--- EXTRACTED DATA Enclosed Below ---
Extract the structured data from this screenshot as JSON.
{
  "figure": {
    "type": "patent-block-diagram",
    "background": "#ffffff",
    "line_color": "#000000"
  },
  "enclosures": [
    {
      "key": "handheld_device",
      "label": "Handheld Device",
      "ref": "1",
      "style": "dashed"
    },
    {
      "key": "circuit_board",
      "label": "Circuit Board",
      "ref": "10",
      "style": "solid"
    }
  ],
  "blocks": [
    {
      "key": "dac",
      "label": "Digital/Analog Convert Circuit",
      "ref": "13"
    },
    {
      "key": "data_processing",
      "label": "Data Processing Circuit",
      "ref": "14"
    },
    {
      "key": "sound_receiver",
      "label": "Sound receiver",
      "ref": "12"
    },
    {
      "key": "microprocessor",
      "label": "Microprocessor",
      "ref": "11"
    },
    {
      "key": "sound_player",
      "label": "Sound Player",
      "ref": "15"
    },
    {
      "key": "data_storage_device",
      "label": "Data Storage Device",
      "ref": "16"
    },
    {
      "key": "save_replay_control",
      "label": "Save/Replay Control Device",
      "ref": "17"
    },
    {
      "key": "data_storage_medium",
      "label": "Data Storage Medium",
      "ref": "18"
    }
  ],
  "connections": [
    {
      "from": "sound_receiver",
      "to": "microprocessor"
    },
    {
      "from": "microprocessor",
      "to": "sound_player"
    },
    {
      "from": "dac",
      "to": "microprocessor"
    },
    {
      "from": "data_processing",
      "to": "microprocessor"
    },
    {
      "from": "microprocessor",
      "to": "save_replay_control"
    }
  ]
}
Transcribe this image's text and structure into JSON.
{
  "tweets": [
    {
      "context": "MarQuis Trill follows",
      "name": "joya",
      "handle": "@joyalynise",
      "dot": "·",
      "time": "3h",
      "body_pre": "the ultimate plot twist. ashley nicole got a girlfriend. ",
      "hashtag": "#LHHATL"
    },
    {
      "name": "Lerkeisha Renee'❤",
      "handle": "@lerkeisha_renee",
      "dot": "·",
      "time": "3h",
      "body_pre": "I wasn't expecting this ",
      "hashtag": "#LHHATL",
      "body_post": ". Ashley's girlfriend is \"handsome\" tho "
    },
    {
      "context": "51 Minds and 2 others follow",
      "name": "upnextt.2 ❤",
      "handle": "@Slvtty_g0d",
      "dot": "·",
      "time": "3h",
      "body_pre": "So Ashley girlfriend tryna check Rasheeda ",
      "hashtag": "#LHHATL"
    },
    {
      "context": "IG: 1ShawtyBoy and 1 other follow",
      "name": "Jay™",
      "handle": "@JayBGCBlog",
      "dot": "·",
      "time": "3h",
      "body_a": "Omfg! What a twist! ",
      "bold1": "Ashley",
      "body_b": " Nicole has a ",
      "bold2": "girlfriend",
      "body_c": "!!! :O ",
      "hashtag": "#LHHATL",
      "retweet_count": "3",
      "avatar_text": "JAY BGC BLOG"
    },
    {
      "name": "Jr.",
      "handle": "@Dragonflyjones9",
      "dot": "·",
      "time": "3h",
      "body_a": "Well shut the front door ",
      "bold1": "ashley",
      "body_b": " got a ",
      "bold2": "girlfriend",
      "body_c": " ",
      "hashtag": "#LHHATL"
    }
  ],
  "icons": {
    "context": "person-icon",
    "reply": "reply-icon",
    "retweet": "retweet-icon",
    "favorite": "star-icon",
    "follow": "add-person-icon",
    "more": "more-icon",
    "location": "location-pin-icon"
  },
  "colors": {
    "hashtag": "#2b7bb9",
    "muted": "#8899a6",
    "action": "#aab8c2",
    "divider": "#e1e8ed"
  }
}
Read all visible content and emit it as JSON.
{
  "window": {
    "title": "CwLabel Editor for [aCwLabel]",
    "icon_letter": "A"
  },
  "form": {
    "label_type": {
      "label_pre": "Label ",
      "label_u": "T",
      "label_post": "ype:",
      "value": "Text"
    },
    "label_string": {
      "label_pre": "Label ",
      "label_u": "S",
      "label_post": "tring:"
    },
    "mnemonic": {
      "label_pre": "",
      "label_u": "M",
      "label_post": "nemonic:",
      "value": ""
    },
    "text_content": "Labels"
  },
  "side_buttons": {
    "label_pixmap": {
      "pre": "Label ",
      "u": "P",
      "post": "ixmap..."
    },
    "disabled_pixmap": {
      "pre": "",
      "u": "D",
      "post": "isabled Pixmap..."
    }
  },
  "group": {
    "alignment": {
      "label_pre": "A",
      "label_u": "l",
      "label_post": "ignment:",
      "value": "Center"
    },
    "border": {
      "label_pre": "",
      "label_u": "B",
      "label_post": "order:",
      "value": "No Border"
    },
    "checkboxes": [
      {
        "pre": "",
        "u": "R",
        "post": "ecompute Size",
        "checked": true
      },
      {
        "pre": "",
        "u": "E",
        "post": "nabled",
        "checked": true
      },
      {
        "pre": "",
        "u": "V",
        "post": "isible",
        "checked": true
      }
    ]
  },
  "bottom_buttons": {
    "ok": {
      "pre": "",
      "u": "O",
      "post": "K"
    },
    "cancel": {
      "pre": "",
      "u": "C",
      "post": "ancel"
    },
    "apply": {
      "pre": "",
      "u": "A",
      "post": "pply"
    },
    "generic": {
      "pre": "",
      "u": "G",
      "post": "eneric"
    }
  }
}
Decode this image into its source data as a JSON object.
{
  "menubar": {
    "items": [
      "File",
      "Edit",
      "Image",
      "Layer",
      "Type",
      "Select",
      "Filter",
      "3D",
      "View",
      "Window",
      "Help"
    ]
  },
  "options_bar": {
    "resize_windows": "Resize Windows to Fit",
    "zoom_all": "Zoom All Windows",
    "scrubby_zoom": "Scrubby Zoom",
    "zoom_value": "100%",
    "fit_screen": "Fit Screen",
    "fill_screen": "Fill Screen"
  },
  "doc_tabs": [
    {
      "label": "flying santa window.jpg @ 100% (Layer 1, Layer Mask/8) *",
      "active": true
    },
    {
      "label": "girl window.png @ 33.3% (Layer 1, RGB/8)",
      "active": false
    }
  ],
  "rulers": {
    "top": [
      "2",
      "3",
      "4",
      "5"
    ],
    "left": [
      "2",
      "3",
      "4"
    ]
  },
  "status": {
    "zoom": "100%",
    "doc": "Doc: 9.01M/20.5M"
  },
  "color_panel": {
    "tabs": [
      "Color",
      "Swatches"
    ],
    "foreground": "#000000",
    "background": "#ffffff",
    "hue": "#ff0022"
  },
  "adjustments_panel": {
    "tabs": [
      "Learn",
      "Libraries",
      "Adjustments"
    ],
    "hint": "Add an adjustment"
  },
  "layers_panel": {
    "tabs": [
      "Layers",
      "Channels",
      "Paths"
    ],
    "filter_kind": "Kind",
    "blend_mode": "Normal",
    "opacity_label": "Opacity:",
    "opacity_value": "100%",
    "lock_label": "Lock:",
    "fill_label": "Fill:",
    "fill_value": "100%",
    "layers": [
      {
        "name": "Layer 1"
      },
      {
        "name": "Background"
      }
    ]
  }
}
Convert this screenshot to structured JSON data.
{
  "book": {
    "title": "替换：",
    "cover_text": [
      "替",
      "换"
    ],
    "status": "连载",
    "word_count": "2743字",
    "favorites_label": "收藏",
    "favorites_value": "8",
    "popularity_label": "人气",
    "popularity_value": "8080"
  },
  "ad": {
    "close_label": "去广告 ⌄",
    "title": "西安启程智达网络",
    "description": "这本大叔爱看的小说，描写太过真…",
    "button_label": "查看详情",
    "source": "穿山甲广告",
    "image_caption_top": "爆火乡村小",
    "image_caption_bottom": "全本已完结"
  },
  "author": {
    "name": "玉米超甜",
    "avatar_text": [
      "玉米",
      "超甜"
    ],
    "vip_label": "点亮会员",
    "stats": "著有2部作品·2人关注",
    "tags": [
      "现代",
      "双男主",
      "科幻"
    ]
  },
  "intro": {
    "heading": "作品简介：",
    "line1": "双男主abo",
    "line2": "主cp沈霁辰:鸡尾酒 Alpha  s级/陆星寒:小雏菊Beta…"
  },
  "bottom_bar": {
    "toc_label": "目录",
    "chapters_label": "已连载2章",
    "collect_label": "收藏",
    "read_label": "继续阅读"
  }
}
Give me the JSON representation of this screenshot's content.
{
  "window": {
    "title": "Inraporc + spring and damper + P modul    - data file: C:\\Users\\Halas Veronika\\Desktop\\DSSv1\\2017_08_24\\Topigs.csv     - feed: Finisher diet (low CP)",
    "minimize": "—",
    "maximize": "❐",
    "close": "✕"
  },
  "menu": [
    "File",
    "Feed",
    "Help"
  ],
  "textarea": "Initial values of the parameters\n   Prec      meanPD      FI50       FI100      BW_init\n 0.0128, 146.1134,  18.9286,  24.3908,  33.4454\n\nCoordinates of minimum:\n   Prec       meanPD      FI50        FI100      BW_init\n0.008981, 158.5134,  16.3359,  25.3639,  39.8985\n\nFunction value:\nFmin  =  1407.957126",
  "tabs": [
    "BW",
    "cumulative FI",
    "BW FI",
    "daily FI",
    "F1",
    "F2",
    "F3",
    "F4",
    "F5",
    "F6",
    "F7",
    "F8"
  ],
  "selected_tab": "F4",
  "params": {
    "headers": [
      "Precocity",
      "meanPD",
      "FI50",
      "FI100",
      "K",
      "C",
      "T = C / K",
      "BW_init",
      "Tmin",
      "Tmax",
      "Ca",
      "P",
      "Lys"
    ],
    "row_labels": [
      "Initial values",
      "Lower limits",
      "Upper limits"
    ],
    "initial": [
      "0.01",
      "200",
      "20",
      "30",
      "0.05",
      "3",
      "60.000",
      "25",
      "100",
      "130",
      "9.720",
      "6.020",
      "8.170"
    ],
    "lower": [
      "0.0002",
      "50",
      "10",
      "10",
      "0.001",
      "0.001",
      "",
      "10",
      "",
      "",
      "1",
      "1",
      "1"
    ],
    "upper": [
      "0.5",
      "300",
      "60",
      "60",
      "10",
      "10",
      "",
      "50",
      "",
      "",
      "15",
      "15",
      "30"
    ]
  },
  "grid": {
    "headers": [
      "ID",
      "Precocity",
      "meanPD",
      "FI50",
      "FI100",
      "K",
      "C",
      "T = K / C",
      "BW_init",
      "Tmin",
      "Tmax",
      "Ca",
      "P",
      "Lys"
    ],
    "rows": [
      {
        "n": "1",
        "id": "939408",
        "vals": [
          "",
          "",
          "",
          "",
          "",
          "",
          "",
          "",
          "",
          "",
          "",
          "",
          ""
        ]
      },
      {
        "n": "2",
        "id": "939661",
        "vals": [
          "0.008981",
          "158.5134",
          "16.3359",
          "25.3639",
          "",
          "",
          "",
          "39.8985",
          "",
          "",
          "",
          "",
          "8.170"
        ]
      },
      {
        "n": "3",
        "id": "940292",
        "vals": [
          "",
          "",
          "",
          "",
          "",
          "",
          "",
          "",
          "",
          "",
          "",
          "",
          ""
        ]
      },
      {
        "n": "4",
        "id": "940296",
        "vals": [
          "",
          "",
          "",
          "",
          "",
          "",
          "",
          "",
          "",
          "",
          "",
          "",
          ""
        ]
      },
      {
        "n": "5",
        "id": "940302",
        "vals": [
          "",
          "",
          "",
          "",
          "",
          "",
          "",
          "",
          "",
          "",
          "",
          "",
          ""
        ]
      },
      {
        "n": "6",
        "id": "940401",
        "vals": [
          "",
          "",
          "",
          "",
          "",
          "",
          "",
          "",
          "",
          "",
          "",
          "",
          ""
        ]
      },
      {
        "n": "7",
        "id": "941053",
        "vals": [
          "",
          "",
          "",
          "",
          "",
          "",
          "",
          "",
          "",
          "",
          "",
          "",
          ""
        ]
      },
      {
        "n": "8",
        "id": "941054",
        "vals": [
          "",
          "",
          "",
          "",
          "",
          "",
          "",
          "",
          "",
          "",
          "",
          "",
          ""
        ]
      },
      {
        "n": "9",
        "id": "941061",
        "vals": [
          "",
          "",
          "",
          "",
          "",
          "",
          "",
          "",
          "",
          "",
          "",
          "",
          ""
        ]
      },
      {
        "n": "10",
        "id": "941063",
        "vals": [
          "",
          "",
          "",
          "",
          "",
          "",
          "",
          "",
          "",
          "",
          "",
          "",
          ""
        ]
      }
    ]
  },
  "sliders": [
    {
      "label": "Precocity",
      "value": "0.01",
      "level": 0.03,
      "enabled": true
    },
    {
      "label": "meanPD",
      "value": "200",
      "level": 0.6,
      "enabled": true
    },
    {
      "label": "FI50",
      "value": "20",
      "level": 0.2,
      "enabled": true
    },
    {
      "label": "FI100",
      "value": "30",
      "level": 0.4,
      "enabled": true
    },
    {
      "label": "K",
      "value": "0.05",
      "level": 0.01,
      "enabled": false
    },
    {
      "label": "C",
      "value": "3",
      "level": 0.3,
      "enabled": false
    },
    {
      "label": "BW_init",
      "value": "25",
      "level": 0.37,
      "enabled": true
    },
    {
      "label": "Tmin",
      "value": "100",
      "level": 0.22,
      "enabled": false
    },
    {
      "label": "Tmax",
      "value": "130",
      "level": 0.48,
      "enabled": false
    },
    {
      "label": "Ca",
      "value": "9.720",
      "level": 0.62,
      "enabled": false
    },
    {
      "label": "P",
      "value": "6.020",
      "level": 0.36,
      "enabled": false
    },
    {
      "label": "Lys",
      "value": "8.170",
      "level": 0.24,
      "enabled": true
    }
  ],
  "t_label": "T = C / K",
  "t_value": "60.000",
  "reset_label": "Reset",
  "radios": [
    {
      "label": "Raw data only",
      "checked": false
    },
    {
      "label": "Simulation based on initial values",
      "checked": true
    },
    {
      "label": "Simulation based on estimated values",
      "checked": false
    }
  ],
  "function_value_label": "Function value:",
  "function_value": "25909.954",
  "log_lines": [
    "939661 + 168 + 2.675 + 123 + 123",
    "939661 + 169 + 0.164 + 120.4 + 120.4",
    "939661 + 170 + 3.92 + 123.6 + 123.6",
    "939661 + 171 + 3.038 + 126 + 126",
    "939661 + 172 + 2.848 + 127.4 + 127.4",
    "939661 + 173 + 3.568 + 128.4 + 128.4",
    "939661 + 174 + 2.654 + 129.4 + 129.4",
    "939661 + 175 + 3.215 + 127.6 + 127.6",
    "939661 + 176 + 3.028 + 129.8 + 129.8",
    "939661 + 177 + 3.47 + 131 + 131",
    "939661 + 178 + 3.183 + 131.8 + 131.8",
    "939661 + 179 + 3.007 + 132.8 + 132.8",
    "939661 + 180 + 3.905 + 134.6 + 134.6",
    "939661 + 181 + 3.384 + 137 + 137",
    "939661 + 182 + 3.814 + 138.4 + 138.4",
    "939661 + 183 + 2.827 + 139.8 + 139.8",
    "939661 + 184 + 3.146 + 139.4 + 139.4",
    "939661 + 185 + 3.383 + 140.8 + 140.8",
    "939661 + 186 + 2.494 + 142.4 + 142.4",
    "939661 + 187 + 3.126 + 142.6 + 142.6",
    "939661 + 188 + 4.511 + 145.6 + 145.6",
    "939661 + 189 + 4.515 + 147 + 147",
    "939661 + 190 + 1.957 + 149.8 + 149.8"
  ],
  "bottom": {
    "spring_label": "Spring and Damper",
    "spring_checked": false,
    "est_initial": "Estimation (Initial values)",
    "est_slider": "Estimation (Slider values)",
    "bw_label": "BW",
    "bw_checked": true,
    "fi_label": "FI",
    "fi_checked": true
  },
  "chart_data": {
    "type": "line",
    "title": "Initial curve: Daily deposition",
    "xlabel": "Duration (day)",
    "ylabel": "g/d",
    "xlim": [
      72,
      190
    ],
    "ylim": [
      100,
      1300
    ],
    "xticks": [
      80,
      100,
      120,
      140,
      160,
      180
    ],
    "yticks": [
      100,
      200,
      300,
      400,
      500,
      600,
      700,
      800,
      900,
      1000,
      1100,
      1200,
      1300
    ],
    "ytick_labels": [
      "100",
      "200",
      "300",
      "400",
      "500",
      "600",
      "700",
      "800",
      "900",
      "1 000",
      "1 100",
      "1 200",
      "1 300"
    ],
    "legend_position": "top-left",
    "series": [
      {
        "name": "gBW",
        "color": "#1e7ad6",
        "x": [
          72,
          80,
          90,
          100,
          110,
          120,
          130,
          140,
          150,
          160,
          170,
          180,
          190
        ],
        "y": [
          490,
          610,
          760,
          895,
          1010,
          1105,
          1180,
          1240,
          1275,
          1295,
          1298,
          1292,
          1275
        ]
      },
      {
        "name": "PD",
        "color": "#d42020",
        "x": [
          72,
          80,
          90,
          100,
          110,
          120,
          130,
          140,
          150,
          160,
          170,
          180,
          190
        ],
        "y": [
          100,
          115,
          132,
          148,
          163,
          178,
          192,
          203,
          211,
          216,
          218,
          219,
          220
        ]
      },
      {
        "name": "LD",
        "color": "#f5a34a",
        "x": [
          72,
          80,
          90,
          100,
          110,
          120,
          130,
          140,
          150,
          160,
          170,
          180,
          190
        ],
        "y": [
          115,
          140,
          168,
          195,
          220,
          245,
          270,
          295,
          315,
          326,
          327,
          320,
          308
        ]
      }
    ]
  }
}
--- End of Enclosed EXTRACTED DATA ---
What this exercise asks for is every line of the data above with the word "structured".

Extract the structured data from this screenshot as JSON.
Convert this screenshot to structured JSON data.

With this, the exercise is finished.